We moved to Arizona in March of 2014 when Hadley was four months old, and shortly after our move I found myself struggling in every sense of the word. I missed my family (who used to only be 2.5 hours away), I missed my friends, and I missed the life we’d grown so proud of in Tennessee. I was feeling less than motivated to plug into our new town knowing that we were only going to live there for six months, so to say that I was lonely would be an understatement. Looking back, I’ve never struggled so hard with an adjustment as I did with our move to Arizona.
Rosalyn is a friend that I graduated high school with that also temporarily lived in our new city, and though she and I hadn’t spoken in eight years, we quickly made plans to get together and catch up. She casually mentioned several times that she loved babies and would be more than happy to babysit so that Jamie and I could have a date night, and though I knew her intentions were genuine, I never found the motivation to take her up on her offer. I had only left Hadley a handful of times, so planning time away from her wasn’t something I was eager to do.
One random Thursday I got a text from Rosalyn asking if she and her husband could come over to my house at 5:30 p.m. the next day to watch Hadley so that Jamie and I could go on a little Friday night dinner date. Without thinking twice, I said yes, because she made it so easy to do so. She not only offered to come to my house, but she offered an exact date and exact time. She took the guesswork out of it for me and made it very clear by making a specific offer that we wouldn’t be inconveniencing her and her husband in any way.
My closest family and friends know that I often have a very hard time asking others for favors or accepting their acts of kindness, so the odds are high that I never would have asked Rosalyn to inconvenience herself and give up her Friday night to watch my baby, even though she’d thrown the general offer out there more than once.
Friday rolled around, and Rosalyn offered to come over a little early so that I could have alone time to do my hair and makeup.
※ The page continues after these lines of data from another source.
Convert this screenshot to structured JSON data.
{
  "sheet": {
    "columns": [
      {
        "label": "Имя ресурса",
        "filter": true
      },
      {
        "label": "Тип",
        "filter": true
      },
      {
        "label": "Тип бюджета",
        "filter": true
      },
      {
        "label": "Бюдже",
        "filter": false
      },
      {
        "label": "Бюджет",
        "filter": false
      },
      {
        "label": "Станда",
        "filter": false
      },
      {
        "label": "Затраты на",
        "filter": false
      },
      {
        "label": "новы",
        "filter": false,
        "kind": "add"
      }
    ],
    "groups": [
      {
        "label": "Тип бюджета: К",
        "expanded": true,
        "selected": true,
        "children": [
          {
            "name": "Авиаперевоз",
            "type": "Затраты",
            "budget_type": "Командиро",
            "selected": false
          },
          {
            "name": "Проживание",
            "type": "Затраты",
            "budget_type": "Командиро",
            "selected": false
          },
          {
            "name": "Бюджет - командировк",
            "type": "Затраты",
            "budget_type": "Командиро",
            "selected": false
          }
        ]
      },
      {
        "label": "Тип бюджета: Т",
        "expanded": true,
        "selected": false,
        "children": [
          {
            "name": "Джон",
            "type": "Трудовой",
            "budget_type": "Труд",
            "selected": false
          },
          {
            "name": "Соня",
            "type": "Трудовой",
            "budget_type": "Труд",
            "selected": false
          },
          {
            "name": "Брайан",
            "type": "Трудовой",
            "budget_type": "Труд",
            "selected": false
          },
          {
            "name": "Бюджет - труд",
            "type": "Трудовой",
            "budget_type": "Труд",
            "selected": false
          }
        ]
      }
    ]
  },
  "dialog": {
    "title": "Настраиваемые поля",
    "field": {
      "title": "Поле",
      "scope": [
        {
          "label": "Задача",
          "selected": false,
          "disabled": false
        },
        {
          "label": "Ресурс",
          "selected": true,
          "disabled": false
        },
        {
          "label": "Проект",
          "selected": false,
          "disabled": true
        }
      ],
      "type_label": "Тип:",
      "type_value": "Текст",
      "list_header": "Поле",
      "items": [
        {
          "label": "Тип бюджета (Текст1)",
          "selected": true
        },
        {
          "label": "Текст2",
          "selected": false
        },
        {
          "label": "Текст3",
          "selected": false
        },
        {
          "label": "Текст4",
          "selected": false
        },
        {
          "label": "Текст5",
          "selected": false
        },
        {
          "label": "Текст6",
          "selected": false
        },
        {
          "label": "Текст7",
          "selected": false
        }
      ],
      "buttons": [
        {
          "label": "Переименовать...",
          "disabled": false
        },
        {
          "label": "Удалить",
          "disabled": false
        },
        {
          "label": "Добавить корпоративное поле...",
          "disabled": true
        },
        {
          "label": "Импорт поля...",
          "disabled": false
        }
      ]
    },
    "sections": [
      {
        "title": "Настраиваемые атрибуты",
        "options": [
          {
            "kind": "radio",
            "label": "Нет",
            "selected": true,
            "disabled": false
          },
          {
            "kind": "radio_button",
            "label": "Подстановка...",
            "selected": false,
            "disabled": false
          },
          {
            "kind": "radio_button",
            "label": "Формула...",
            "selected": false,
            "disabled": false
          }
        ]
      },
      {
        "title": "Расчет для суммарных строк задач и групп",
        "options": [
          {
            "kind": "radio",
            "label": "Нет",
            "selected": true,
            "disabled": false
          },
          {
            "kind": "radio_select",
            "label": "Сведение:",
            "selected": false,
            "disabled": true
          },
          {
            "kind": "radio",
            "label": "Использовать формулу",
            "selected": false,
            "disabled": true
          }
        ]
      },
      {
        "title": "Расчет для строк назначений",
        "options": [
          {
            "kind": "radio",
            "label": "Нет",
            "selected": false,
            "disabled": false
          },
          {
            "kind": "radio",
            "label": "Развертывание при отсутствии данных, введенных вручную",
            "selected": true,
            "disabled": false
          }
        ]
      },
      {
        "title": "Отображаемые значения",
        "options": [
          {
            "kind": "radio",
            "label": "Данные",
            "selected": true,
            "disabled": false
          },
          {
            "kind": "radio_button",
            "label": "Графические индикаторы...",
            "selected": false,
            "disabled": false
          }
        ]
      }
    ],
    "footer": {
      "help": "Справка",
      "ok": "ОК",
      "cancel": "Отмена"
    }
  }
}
We ordered pizza for them, and Jamie and I were out the door for one the best dates nights we’ve had since we became parents. She texted me pictures the whole time we were gone, and by 9 p.m. we were more than ready to get home to our baby. She was such a happy girl, and we knew that she was so well cared for.
What Rosalyn and her husband did for us that night may not have been any big deal for them, but it was for us. She had no idea that I was struggling so hard with all of the change in my life, and time away with Jamie was exactly what I didn’t know I needed.
We’ve all said the phrase “Please let me know if there’s anything I can do” to our family and friends during a difficult time, but Rosalyn indirectly taught me that it can be so much more meaningful to offer an act of service that’s much more specific.
I’ve since had other friends and family members make similarly very intentional offers to help us out in times of need, and I feel like I’ve noticed them much more and perhaps even taken them up on their offers more frequently because I don’t feel like I’m being as much of a burden if an act of service is someone else’s idea.
I believe there are a limitless number of ways to be more intentional with our acts of service for others. From bringing meals, to offering childcare, to spending quality time with a visit, the list goes on and on.
1.) Tell me about a time that someone did an intentional act of service for you! I’d love to get a great list of examples going.